[Dataset rows describing interfaces]
────────────────────────────────────────

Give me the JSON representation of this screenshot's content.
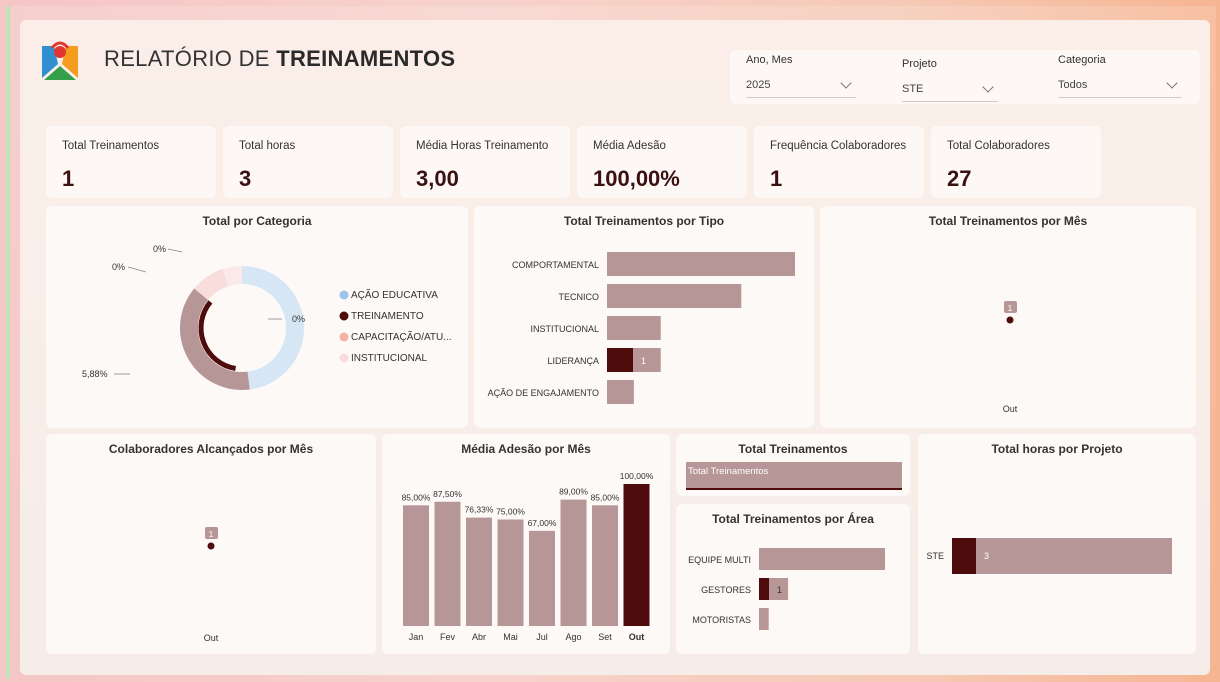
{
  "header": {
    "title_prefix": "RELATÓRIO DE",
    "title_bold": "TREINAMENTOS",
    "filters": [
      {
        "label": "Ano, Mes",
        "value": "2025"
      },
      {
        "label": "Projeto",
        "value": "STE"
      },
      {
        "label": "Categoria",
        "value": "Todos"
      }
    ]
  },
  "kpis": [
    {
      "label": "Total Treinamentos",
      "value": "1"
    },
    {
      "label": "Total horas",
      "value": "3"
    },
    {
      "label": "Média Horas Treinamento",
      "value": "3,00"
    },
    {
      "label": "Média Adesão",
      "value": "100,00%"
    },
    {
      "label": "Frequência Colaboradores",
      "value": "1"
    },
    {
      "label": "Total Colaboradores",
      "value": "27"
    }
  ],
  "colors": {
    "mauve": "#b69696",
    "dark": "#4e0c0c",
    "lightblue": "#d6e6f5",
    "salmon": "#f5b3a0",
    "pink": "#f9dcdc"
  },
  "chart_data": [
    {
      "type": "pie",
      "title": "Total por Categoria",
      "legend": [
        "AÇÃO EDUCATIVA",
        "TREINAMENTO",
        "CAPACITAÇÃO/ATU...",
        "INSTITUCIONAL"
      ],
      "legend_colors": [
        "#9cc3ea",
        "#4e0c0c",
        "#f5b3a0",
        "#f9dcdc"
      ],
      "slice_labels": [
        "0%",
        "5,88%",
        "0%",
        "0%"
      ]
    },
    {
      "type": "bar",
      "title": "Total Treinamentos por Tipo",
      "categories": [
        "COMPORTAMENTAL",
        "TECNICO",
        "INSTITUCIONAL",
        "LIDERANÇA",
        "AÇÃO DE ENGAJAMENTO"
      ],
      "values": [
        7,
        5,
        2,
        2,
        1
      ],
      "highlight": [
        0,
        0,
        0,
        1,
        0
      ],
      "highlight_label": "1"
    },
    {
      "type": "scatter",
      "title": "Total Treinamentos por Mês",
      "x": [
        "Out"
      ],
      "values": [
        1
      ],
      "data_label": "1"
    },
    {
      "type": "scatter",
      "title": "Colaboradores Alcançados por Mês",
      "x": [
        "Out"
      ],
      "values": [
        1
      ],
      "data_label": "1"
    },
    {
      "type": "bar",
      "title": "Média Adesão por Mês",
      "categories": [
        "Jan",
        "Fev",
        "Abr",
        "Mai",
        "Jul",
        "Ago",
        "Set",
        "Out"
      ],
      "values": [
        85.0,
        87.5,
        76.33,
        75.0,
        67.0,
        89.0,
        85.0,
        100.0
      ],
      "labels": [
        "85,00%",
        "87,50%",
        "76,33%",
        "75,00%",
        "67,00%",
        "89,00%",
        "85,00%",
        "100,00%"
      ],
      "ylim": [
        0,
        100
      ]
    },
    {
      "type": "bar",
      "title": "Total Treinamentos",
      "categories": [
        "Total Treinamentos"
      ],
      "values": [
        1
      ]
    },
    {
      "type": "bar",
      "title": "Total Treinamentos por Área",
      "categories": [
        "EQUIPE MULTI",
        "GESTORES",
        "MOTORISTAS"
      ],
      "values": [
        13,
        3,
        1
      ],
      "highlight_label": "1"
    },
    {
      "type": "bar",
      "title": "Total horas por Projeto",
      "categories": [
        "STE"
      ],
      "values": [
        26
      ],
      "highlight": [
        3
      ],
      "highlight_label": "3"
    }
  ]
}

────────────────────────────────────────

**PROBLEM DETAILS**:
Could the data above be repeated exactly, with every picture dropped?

**COMPLETED TASK**:
Give me the JSON representation of this screenshot's content.
{
  "header": {
    "title_prefix": "RELATÓRIO DE",
    "title_bold": "TREINAMENTOS",
    "filters": [
      {
        "label": "Ano, Mes",
        "value": "2025"
      },
      {
        "label": "Projeto",
        "value": "STE"
      },
      {
        "label": "Categoria",
        "value": "Todos"
      }
    ]
  },
  "kpis": [
    {
      "label": "Total Treinamentos",
      "value": "1"
    },
    {
      "label": "Total horas",
      "value": "3"
    },
    {
      "label": "Média Horas Treinamento",
      "value": "3,00"
    },
    {
      "label": "Média Adesão",
      "value": "100,00%"
    },
    {
      "label": "Frequência Colaboradores",
      "value": "1"
    },
    {
      "label": "Total Colaboradores",
      "value": "27"
    }
  ],
  "colors": {
    "mauve": "#b69696",
    "dark": "#4e0c0c",
    "lightblue": "#d6e6f5",
    "salmon": "#f5b3a0",
    "pink": "#f9dcdc"
  },
  "chart_data": [
    {
      "type": "pie",
      "title": "Total por Categoria",
      "legend": [
        "AÇÃO EDUCATIVA",
        "TREINAMENTO",
        "CAPACITAÇÃO/ATU...",
        "INSTITUCIONAL"
      ],
      "legend_colors": [
        "#9cc3ea",
        "#4e0c0c",
        "#f5b3a0",
        "#f9dcdc"
      ],
      "slice_labels": [
        "0%",
        "5,88%",
        "0%",
        "0%"
      ]
    },
    {
      "type": "bar",
      "title": "Total Treinamentos por Tipo",
      "categories": [
        "COMPORTAMENTAL",
        "TECNICO",
        "INSTITUCIONAL",
        "LIDERANÇA",
        "AÇÃO DE ENGAJAMENTO"
      ],
      "values": [
        7,
        5,
        2,
        2,
        1
      ],
      "highlight": [
        0,
        0,
        0,
        1,
        0
      ],
      "highlight_label": "1"
    },
    {
      "type": "scatter",
      "title": "Total Treinamentos por Mês",
      "x": [
        "Out"
      ],
      "values": [
        1
      ],
      "data_label": "1"
    },
    {
      "type": "scatter",
      "title": "Colaboradores Alcançados por Mês",
      "x": [
        "Out"
      ],
      "values": [
        1
      ],
      "data_label": "1"
    },
    {
      "type": "bar",
      "title": "Média Adesão por Mês",
      "categories": [
        "Jan",
        "Fev",
        "Abr",
        "Mai",
        "Jul",
        "Ago",
        "Set",
        "Out"
      ],
      "values": [
        85.0,
        87.5,
        76.33,
        75.0,
        67.0,
        89.0,
        85.0,
        100.0
      ],
      "labels": [
        "85,00%",
        "87,50%",
        "76,33%",
        "75,00%",
        "67,00%",
        "89,00%",
        "85,00%",
        "100,00%"
      ],
      "ylim": [
        0,
        100
      ]
    },
    {
      "type": "bar",
      "title": "Total Treinamentos",
      "categories": [
        "Total Treinamentos"
      ],
      "values": [
        1
      ]
    },
    {
      "type": "bar",
      "title": "Total Treinamentos por Área",
      "categories": [
        "EQUIPE MULTI",
        "GESTORES",
        "MOTORISTAS"
      ],
      "values": [
        13,
        3,
        1
      ],
      "highlight_label": "1"
    },
    {
      "type": "bar",
      "title": "Total horas por Projeto",
      "categories": [
        "STE"
      ],
      "values": [
        26
      ],
      "highlight": [
        3
      ],
      "highlight_label": "3"
    }
  ]
}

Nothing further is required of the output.